Ray lives in rural Georgia with five rescue dogs; four of them appear in the new song’s video, which is shot in beautiful black-and-white tones. The video, directed by Luke Pilgrim and Brad Kennedy, shows Ray and her pack out for a stroll among the Georgia woods while the song plays. The track is available now for streaming or download.
We recently spoke with Amy Ray about her dogs and the new song …
The Bark: First things first: Tell us about your dogs.
Amy Ray: They’re all rescues; I don’t ever buy. Growing up, my family had a Puli, a Hungarian sheepdog, and we continued with that breed for some time. It wasn’t until my 20s that I got the wake-up call after going to an animal shelter to adopt a cat and realizing how many dogs they were putting to sleep. And I was like, okay, I’m never gonna buy a purebred dog again, or allow my dogs to have puppies—there are just too many fine dogs in shelters to ever do that again. I became a very staunch spay-neuter-adopt person.
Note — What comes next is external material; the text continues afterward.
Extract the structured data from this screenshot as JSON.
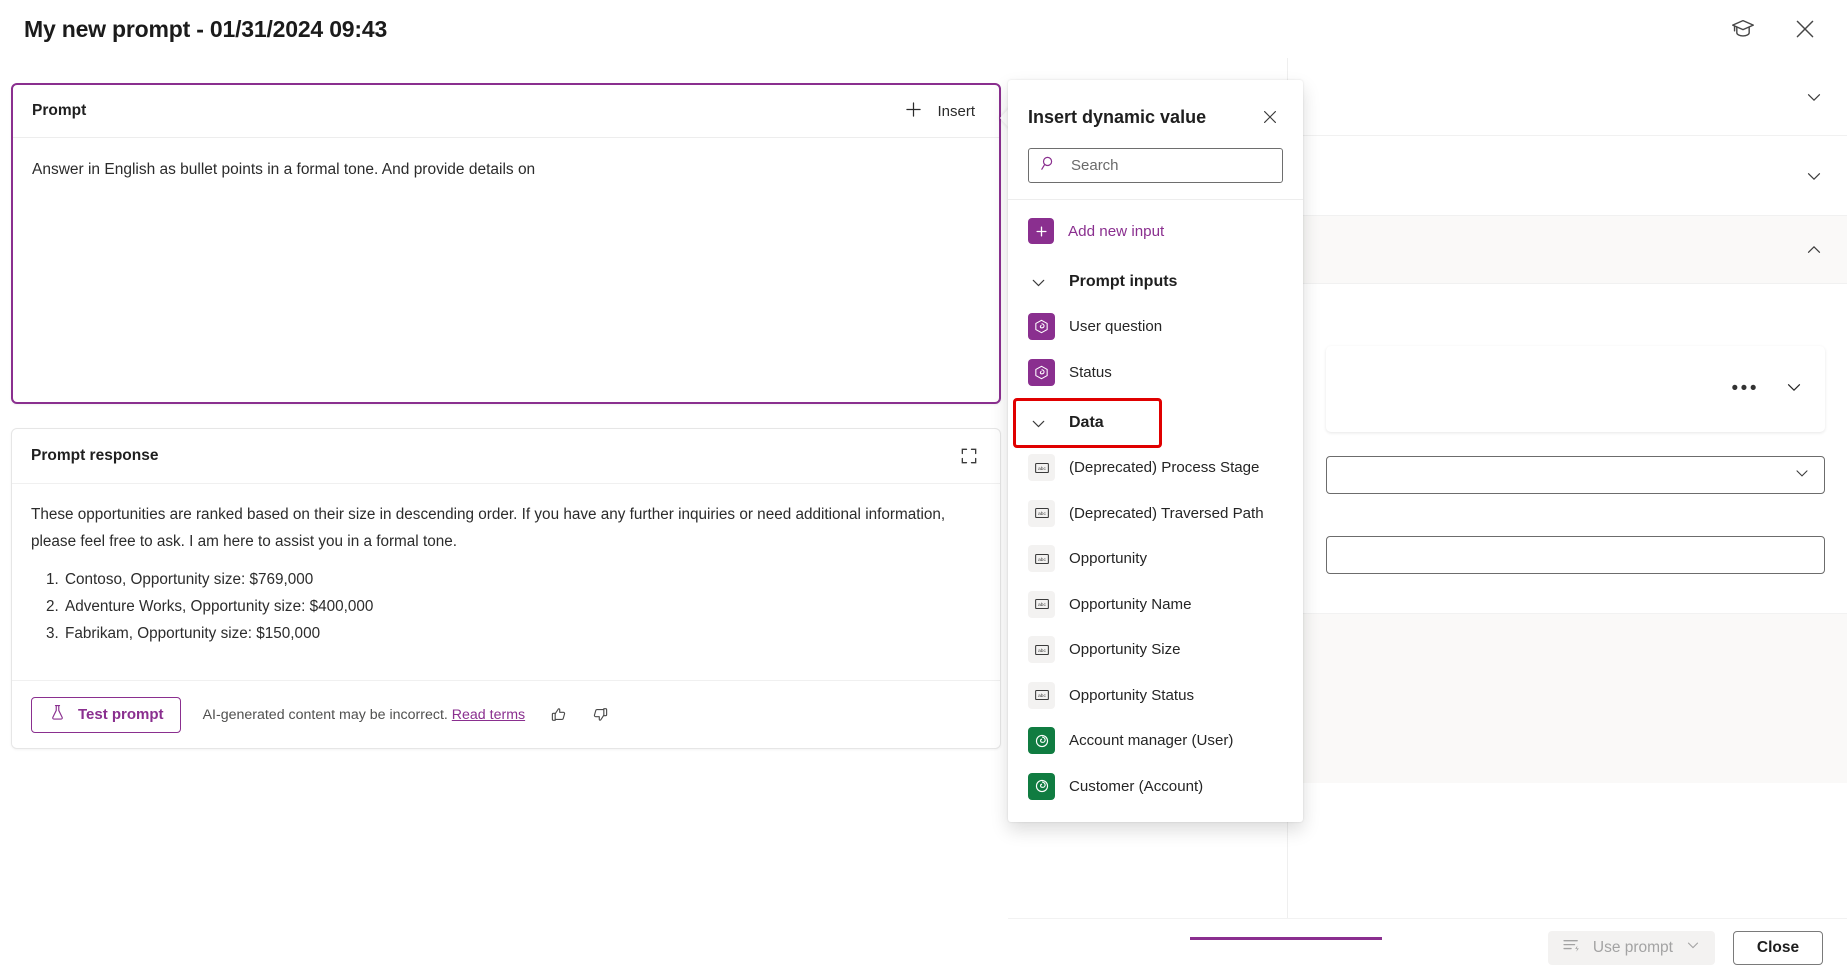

There’re just so many animals that need a home. It’s endless where I live; it’s a rural area and they’re just everywhere. So I started to collect dogs. I foster dogs. I find homes for dogs. I’m kind of an activist about it. Currently, I have five.
The Bark: We understand this new song was inspired by one of your dogs—true?
Amy Ray: That would be Sawyer. He was so unconditionally loving. He came from the streets of Atlanta and had a rough start to life. When he came to us, he was sick and weighed about 30 pounds. He wouldn't even look at me, he was so neglected and abused. Yet, he was so sweet and docile. A very loyal dog.
Over time, I got him socialized, and even though he eventually went blind and deaf, he just carried on and followed me everywhere, along with the other dogs. The dogs would sometimes get a little bit rough-and-tumble with him, but he would simply carry on.
When he passed, I thought about how dogs have this unconditional approach to life; they take what they get and make the best of it. That has always been inspiring to me. I’ve learned a lot from every dog in my life—lessons of loyalty and accepting your lot in life. Dogs are able to do that—three-legged dogs, dogs who can’t hear or see, dogs with sicknesses or whatever—taking life as it comes and making the most of it, being gracious for what you have and just having a good attitude. That was my take on it and the inspiration for the song.
The Bark: Have your dogs been a comfort during this these pandemic times?
Amy Ray: Oh yes, of course. I get a lot of comfort and friendship from them. The dogs really help with anxiety and depression and loneliness. I go hiking with them every day, and it’s awesome.
The Bark: Your legacy with the Indigo Girls is not only musical but political. I believe your fans admire your political advocacy nearly as much as the songs and concerts. Voting rights, LGBT equality, environmental justice, animal welfare—the list of causes you support is long. What draws you to animal welfare issues in particular?
Amy Ray: It’s funny. Some people don’t get it; they wonder why I spend so much time on animal rescue. It’s also part of the public health community, a reflection of how healthy your community is … the way you deal with animals, and whether you treat them humanely.
We are such a well-resourced country. Still, there are people who fall on hard times and can’t afford to keep their pets. To be able to assist people in need with pet-food pantries and affordable vet care is important.
I know some people think “Don’t put animals before people,” but it’s not like that—it’s a web, a matter of taking care of each other and all the needs of the community. The animals, the dogs and cats, are all important to our lives and should not be overlooked.